◆ Task objective: Leaving the pictures aside, return the listing exactly as it appears.
----- Records for this task
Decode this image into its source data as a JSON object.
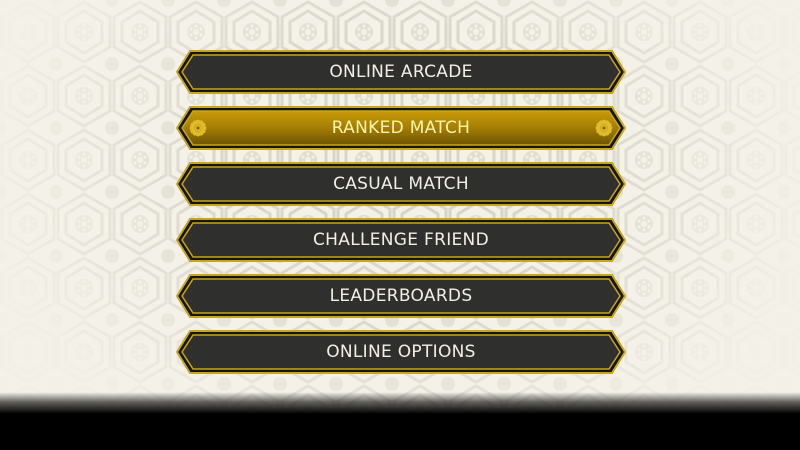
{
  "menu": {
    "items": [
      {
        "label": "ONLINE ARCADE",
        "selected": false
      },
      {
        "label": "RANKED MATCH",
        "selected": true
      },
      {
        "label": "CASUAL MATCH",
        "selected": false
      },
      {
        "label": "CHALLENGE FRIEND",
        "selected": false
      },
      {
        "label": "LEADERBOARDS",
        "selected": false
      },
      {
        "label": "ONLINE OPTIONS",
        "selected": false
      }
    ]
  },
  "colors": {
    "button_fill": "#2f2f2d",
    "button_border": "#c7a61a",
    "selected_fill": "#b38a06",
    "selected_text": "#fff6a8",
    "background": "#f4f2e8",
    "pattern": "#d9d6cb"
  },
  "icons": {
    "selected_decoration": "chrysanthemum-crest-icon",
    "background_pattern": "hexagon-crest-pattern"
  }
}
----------
◆ Exercise solution:
Decode this image into its source data as a JSON object.
{
  "menu": {
    "items": [
      {
        "label": "ONLINE ARCADE",
        "selected": false
      },
      {
        "label": "RANKED MATCH",
        "selected": true
      },
      {
        "label": "CASUAL MATCH",
        "selected": false
      },
      {
        "label": "CHALLENGE FRIEND",
        "selected": false
      },
      {
        "label": "LEADERBOARDS",
        "selected": false
      },
      {
        "label": "ONLINE OPTIONS",
        "selected": false
      }
    ]
  },
  "colors": {
    "button_fill": "#2f2f2d",
    "button_border": "#c7a61a",
    "selected_fill": "#b38a06",
    "selected_text": "#fff6a8",
    "background": "#f4f2e8",
    "pattern": "#d9d6cb"
  },
  "icons": {
    "selected_decoration": "chrysanthemum-crest-icon",
    "background_pattern": "hexagon-crest-pattern"
  }
}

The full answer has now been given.